Madonna got red carpet treatment for a court visit. Photo: Getty Images
Madonna received red carpet treatment in New York, but not for any regular celebrity appearance. She was reporting for jury duty.
The Material Girl was dressed in a black suit and sunglasses for the occasion, with platform sandals and a printed scarf.
Just because she was called up for duty like a regular person doesn't mean Madonna was treated like one, however.
The singer showed up an hour and a half late with an entourage that included three police officers, two personal bodyguards, two court officers and one personal assistant, according to gossip website Page Six.
Instead of queueing for security with the regular citizens and then joining them in the waiting room, the 55-year-old pop star was whisked through security in no time and then taken to a private room to meet with the head clerk.
After a brief meeting – where the clerk apparently joked he would sequester her for a whole week – it is expected Madonna will be released from duty.
When Page Six talked to other potential jurors about Madonna's star treatment, most were less than impressed.

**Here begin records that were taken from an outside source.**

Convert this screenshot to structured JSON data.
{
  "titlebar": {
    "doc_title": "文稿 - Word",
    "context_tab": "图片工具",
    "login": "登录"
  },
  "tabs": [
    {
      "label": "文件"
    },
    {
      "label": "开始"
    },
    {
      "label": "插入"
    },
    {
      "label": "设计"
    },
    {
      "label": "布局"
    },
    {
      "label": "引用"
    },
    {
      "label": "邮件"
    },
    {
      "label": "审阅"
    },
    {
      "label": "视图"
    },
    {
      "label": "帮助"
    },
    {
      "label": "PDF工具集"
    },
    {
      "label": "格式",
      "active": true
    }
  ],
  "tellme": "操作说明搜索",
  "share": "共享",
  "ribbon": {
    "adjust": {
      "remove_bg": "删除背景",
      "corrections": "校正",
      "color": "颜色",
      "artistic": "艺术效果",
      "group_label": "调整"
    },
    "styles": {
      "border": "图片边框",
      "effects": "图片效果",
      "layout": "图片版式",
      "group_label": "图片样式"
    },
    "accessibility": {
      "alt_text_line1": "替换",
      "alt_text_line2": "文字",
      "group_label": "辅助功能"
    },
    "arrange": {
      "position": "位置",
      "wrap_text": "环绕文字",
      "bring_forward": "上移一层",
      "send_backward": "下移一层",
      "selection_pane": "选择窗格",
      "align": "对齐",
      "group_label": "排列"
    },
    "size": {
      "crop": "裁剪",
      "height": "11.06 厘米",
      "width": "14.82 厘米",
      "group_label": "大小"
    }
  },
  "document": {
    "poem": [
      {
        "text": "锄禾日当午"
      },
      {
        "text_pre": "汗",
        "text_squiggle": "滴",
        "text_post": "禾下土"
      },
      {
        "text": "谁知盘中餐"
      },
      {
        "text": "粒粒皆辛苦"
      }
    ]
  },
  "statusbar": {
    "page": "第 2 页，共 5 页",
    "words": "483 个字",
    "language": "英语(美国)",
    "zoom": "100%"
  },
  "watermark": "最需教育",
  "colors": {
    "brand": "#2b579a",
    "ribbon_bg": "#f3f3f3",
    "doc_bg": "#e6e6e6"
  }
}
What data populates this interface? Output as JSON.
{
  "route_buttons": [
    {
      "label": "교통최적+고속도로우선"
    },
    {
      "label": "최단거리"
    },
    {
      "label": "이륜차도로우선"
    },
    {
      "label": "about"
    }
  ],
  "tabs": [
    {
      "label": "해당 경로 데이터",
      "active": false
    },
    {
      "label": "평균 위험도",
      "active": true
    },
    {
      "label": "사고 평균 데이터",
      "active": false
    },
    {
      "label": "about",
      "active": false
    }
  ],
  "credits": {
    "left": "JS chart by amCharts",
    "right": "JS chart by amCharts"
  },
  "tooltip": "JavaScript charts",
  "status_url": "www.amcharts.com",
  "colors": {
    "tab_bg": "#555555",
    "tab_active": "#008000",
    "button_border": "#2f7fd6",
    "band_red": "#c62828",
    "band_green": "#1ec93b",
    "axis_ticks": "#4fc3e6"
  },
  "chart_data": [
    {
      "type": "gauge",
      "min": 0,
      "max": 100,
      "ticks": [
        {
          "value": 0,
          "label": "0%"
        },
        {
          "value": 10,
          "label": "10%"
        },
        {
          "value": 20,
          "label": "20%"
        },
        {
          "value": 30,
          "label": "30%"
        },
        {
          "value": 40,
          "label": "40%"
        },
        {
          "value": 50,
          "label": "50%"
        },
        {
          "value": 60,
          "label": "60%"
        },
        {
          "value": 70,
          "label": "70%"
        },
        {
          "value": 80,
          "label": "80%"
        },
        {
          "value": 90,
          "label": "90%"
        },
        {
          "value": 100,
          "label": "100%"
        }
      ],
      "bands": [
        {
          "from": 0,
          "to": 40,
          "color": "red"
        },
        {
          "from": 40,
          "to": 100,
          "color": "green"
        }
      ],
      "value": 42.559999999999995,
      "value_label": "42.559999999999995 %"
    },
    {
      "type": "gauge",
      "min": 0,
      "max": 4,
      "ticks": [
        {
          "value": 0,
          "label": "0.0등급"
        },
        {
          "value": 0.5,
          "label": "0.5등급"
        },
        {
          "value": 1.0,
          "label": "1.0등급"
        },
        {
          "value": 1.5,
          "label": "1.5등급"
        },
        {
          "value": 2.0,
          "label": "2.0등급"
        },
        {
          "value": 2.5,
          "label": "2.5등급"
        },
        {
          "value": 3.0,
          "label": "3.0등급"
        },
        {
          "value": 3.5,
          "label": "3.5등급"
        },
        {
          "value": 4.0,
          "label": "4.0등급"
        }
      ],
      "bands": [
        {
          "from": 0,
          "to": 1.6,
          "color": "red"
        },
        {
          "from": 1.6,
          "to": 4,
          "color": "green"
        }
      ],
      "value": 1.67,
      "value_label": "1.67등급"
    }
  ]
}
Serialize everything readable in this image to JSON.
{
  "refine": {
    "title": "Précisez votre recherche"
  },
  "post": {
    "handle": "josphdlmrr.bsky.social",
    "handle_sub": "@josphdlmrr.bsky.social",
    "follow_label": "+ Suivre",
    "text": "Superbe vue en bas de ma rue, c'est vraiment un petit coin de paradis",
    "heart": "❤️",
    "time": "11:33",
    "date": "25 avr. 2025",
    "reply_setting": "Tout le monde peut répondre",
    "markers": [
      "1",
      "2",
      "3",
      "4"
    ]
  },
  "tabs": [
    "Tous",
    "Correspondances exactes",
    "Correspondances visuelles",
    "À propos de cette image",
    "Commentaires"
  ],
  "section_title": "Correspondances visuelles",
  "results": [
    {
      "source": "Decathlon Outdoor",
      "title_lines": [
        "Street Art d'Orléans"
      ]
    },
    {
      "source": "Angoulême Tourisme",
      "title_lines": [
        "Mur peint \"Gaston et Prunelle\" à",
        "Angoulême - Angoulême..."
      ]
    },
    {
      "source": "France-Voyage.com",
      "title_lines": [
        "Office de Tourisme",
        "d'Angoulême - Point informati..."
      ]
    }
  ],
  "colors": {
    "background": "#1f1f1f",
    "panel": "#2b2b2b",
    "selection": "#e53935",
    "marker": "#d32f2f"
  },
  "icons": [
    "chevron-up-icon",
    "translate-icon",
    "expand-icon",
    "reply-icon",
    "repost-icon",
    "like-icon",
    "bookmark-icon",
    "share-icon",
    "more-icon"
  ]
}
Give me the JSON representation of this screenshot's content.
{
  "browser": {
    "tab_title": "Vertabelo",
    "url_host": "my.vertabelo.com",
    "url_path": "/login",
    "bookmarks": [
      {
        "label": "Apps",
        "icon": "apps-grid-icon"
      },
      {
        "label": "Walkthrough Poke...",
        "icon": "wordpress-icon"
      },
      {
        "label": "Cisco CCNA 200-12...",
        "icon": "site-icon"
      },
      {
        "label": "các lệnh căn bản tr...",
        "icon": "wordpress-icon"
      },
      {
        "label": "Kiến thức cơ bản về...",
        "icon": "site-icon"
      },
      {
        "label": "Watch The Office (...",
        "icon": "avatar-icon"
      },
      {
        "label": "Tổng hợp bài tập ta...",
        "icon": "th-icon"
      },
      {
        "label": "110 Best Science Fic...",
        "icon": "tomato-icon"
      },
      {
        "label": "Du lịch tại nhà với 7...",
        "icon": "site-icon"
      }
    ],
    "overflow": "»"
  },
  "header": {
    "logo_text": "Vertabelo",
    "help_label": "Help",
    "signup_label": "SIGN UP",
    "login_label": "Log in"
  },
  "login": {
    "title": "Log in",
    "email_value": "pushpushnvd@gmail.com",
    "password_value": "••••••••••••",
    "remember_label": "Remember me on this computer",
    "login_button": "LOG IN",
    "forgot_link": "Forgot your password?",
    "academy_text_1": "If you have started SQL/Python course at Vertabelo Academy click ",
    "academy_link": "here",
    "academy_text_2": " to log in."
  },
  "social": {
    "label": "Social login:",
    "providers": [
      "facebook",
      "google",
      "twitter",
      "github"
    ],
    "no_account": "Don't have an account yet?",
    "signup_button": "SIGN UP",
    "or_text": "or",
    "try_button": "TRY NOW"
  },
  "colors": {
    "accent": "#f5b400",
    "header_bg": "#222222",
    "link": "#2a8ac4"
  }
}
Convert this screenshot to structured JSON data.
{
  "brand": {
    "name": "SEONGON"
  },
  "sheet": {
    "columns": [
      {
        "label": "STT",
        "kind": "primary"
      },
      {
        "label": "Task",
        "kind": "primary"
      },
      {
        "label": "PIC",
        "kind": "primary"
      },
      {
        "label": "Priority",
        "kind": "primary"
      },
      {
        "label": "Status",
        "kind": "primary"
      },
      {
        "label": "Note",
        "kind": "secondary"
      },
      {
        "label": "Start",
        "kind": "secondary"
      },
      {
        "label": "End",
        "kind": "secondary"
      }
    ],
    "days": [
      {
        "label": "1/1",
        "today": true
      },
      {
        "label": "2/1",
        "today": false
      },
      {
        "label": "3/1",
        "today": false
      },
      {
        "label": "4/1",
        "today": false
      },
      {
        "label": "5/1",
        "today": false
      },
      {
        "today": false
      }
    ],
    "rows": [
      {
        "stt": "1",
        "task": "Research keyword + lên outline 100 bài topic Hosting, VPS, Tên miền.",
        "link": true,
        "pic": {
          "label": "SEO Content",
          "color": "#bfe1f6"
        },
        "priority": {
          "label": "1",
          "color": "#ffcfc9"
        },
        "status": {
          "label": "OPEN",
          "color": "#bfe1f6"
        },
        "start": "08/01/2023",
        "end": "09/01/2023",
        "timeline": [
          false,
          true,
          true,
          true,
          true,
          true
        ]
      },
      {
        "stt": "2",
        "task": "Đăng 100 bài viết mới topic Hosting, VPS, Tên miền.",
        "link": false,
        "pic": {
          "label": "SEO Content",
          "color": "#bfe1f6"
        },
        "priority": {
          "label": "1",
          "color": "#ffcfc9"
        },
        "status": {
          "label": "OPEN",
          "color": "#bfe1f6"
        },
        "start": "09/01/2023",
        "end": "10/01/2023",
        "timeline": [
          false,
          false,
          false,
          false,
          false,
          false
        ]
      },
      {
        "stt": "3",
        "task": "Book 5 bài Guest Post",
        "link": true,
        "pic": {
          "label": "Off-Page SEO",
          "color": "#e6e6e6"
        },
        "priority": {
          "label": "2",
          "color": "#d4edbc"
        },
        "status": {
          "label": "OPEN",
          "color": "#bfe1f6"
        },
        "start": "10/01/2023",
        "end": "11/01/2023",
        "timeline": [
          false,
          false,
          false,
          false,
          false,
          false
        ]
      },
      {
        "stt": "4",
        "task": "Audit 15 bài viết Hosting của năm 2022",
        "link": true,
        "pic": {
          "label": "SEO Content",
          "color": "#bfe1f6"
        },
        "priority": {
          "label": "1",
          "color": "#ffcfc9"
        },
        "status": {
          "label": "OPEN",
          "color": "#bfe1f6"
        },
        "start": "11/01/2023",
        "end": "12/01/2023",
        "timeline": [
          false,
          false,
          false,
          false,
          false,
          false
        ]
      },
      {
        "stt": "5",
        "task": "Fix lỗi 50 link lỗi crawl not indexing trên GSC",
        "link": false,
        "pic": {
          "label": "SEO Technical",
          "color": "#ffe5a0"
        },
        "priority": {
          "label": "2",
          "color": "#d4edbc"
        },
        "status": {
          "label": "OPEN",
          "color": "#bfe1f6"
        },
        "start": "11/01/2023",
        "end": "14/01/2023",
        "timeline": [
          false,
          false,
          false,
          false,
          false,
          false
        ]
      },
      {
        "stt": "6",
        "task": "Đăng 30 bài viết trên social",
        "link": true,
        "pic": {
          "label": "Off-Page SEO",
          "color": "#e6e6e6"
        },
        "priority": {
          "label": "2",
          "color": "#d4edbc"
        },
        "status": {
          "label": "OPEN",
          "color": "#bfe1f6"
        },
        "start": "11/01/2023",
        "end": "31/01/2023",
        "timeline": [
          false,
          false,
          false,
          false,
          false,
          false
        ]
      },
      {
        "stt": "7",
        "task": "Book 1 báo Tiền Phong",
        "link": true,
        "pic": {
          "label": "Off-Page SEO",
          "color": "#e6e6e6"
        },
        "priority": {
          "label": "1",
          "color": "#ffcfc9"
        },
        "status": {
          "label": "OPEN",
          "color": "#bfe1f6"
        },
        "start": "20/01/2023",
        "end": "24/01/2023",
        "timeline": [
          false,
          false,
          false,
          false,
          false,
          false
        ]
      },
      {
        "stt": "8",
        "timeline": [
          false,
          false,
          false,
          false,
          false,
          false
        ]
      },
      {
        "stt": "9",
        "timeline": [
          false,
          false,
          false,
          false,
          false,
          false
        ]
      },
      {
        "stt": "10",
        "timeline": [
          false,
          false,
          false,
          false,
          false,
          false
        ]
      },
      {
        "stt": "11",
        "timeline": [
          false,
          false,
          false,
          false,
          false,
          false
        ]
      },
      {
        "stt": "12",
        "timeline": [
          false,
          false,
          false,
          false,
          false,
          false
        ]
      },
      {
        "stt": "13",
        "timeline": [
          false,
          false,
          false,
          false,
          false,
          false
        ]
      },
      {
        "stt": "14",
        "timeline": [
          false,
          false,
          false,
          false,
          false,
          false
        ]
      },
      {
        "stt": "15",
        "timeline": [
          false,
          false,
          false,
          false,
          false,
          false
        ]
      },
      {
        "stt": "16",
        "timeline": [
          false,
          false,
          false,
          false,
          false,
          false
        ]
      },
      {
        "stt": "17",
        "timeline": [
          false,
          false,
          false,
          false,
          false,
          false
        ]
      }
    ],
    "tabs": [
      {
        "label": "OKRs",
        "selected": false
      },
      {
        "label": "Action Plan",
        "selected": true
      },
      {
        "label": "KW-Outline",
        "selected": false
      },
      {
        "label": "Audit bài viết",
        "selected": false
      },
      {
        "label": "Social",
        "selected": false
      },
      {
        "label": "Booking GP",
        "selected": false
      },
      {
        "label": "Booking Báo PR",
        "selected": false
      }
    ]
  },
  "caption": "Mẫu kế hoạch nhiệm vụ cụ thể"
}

''That’s pretty outrageous,'' Marianne Pita, 57, told Page Six. ''It’s a painfully long day and it doesn’t seem quite right. Everyone should have to wait in the same line.''
Anna, 33, said: ''The whole idea is everyone is here to serve. It’s ridiculous to make it a tiered system.''
However, a court spokesperson said the singer was allowed to arrive late so she would pose less of a distraction.
One lawyer said she was glad Madonna was being released from duty, because she would not be much use. ''She’d be a total distraction,'' the attorney said.
''I’m sure she’s bright, but her celebrity overrides her intellect. Everyone would be staring at her – I know I would.''
Madonna is not the first celebrity to cause a stir while trying to carry out their civic duty. Just last year Tom Hanks cause a commotion and had his jury duty ended after he was approached by a ''starstruck'' member of the prosecutor's office.
The actor had been sitting on the jury for a domestic violence case in Los Angeles when he was allegedly approached during a lunch break by the woman, who ''thanked him, and [said] how impressed everyone is that such a celebrity would still be here serving jury duty'', according to The Independent.
Defence lawyer Andrew Flier said the prosecutor's office informed the court of the interaction, and while it appeared harmless it was ''an absolute 100 per cent no-no'' that ''should never have happened''.
However, when actor Steve Carrell was selected for jury duty in 2008 he managed to carry out his job without creating a scene, earning $US15 ($16) a day for his trouble, according to TMZ.
Brad Pitt had the red carpet rolled out just like Madonna when he was summoned for jury duty in 2007, with someone buying his lunch for him while the other jury members collected their own.
Mel Gibson wasn't above behaving like everyone else when he was called up for duty two years ago: The Braveheart actor reportedly waited with everyone else before heading into the assembly room.